For this exercise, retype all the data exactly and exclude every image.

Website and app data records
• • • • •

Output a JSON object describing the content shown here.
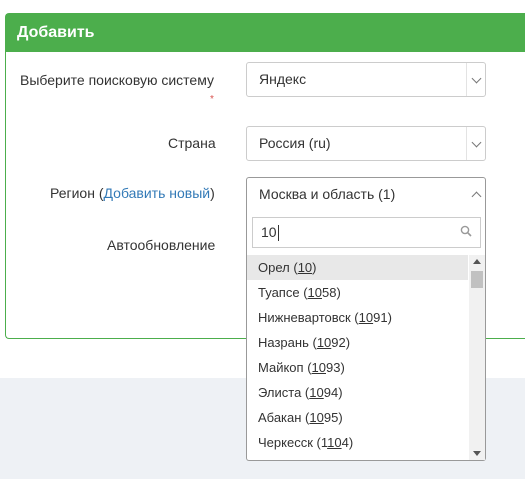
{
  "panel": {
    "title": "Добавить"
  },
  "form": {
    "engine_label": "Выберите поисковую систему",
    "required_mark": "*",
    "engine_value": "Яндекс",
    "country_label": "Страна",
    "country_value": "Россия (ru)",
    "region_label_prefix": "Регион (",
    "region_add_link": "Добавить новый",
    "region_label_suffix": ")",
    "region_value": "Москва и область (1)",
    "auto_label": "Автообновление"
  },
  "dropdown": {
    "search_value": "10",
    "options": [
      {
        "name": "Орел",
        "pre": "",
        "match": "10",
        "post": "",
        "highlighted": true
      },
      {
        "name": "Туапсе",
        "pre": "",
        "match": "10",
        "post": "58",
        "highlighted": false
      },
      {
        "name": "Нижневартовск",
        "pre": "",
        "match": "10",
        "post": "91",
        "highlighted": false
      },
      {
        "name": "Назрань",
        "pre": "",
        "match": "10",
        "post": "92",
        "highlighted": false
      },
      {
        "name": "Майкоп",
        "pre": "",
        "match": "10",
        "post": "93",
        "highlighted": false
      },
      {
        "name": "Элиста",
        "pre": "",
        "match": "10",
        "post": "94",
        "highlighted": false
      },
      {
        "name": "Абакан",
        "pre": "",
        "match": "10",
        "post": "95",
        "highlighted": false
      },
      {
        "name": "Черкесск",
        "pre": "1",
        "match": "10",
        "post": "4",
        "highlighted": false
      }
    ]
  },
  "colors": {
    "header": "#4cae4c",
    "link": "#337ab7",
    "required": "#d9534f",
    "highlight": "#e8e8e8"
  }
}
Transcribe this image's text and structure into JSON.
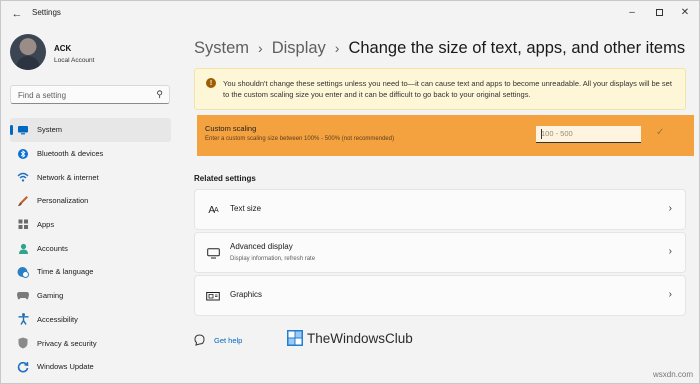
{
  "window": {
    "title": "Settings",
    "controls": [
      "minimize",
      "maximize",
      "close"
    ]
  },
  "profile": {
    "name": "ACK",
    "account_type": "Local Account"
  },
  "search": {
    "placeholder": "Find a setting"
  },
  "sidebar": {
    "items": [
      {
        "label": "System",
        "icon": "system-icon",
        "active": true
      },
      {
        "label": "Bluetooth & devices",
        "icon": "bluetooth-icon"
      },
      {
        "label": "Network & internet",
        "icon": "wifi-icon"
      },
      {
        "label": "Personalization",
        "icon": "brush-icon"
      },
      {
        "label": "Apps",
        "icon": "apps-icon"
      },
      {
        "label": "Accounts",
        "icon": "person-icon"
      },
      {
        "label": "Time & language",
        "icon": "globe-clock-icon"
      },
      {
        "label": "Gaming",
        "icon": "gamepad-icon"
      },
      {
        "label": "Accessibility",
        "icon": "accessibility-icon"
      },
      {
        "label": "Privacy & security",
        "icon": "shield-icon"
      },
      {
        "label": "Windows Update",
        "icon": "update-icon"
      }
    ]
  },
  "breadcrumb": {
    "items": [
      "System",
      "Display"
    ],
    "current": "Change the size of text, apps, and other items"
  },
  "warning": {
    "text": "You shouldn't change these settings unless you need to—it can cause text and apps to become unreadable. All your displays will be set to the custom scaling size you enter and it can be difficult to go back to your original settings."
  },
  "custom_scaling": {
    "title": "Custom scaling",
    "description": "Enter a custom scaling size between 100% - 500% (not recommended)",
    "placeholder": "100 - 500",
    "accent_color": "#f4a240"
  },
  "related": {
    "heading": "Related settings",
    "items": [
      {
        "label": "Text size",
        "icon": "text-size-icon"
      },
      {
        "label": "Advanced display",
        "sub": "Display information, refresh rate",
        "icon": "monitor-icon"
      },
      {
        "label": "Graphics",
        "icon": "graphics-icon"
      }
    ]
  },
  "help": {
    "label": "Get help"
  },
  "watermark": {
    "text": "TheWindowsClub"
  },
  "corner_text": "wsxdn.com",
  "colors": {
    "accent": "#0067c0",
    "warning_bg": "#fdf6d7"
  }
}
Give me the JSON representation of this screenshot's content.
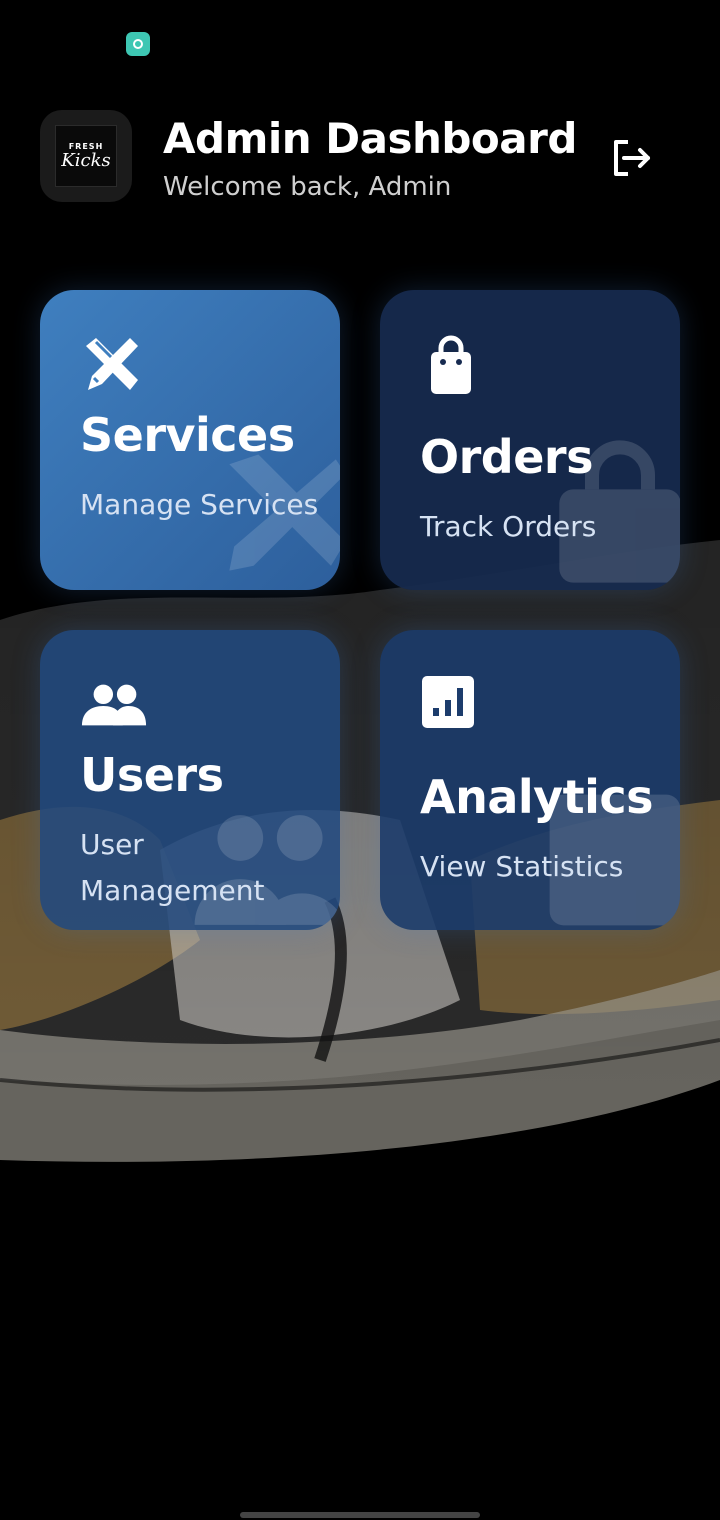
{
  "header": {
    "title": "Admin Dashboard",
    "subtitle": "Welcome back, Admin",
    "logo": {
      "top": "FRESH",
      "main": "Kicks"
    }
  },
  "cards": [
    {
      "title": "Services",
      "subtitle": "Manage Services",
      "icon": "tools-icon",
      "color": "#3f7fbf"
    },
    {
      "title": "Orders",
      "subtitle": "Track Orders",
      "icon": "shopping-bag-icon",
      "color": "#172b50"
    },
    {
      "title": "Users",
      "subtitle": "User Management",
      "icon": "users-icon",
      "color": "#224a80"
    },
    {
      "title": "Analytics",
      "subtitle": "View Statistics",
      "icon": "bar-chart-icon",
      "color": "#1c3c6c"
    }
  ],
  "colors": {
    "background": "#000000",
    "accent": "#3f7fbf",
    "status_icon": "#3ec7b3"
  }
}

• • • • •

(PROBLEM SOLUTION):
Output a JSON object describing the content shown here.
{
  "panel": {
    "title": "Добавить"
  },
  "form": {
    "engine_label": "Выберите поисковую систему",
    "required_mark": "*",
    "engine_value": "Яндекс",
    "country_label": "Страна",
    "country_value": "Россия (ru)",
    "region_label_prefix": "Регион (",
    "region_add_link": "Добавить новый",
    "region_label_suffix": ")",
    "region_value": "Москва и область (1)",
    "auto_label": "Автообновление"
  },
  "dropdown": {
    "search_value": "10",
    "options": [
      {
        "name": "Орел",
        "pre": "",
        "match": "10",
        "post": "",
        "highlighted": true
      },
      {
        "name": "Туапсе",
        "pre": "",
        "match": "10",
        "post": "58",
        "highlighted": false
      },
      {
        "name": "Нижневартовск",
        "pre": "",
        "match": "10",
        "post": "91",
        "highlighted": false
      },
      {
        "name": "Назрань",
        "pre": "",
        "match": "10",
        "post": "92",
        "highlighted": false
      },
      {
        "name": "Майкоп",
        "pre": "",
        "match": "10",
        "post": "93",
        "highlighted": false
      },
      {
        "name": "Элиста",
        "pre": "",
        "match": "10",
        "post": "94",
        "highlighted": false
      },
      {
        "name": "Абакан",
        "pre": "",
        "match": "10",
        "post": "95",
        "highlighted": false
      },
      {
        "name": "Черкесск",
        "pre": "1",
        "match": "10",
        "post": "4",
        "highlighted": false
      }
    ]
  },
  "colors": {
    "header": "#4cae4c",
    "link": "#337ab7",
    "required": "#d9534f",
    "highlight": "#e8e8e8"
  }
}
Transcribe this image's text and structure into JSON.
{
  "window": {
    "title": "Settings",
    "controls": [
      "minimize",
      "maximize",
      "close"
    ]
  },
  "profile": {
    "name": "ACK",
    "account_type": "Local Account"
  },
  "search": {
    "placeholder": "Find a setting"
  },
  "sidebar": {
    "items": [
      {
        "label": "System",
        "icon": "system-icon",
        "active": true
      },
      {
        "label": "Bluetooth & devices",
        "icon": "bluetooth-icon"
      },
      {
        "label": "Network & internet",
        "icon": "wifi-icon"
      },
      {
        "label": "Personalization",
        "icon": "brush-icon"
      },
      {
        "label": "Apps",
        "icon": "apps-icon"
      },
      {
        "label": "Accounts",
        "icon": "person-icon"
      },
      {
        "label": "Time & language",
        "icon": "globe-clock-icon"
      },
      {
        "label": "Gaming",
        "icon": "gamepad-icon"
      },
      {
        "label": "Accessibility",
        "icon": "accessibility-icon"
      },
      {
        "label": "Privacy & security",
        "icon": "shield-icon"
      },
      {
        "label": "Windows Update",
        "icon": "update-icon"
      }
    ]
  },
  "breadcrumb": {
    "items": [
      "System",
      "Display"
    ],
    "current": "Change the size of text, apps, and other items"
  },
  "warning": {
    "text": "You shouldn't change these settings unless you need to—it can cause text and apps to become unreadable. All your displays will be set to the custom scaling size you enter and it can be difficult to go back to your original settings."
  },
  "custom_scaling": {
    "title": "Custom scaling",
    "description": "Enter a custom scaling size between 100% - 500% (not recommended)",
    "placeholder": "100 - 500",
    "accent_color": "#f4a240"
  },
  "related": {
    "heading": "Related settings",
    "items": [
      {
        "label": "Text size",
        "icon": "text-size-icon"
      },
      {
        "label": "Advanced display",
        "sub": "Display information, refresh rate",
        "icon": "monitor-icon"
      },
      {
        "label": "Graphics",
        "icon": "graphics-icon"
      }
    ]
  },
  "help": {
    "label": "Get help"
  },
  "watermark": {
    "text": "TheWindowsClub"
  },
  "corner_text": "wsxdn.com",
  "colors": {
    "accent": "#0067c0",
    "warning_bg": "#fdf6d7"
  }
}
Give me the JSON representation of this screenshot's content.
{
  "header": {
    "title": "Admin Dashboard",
    "subtitle": "Welcome back, Admin",
    "logo": {
      "top": "FRESH",
      "main": "Kicks"
    }
  },
  "cards": [
    {
      "title": "Services",
      "subtitle": "Manage Services",
      "icon": "tools-icon",
      "color": "#3f7fbf"
    },
    {
      "title": "Orders",
      "subtitle": "Track Orders",
      "icon": "shopping-bag-icon",
      "color": "#172b50"
    },
    {
      "title": "Users",
      "subtitle": "User Management",
      "icon": "users-icon",
      "color": "#224a80"
    },
    {
      "title": "Analytics",
      "subtitle": "View Statistics",
      "icon": "bar-chart-icon",
      "color": "#1c3c6c"
    }
  ],
  "colors": {
    "background": "#000000",
    "accent": "#3f7fbf",
    "status_icon": "#3ec7b3"
  }
}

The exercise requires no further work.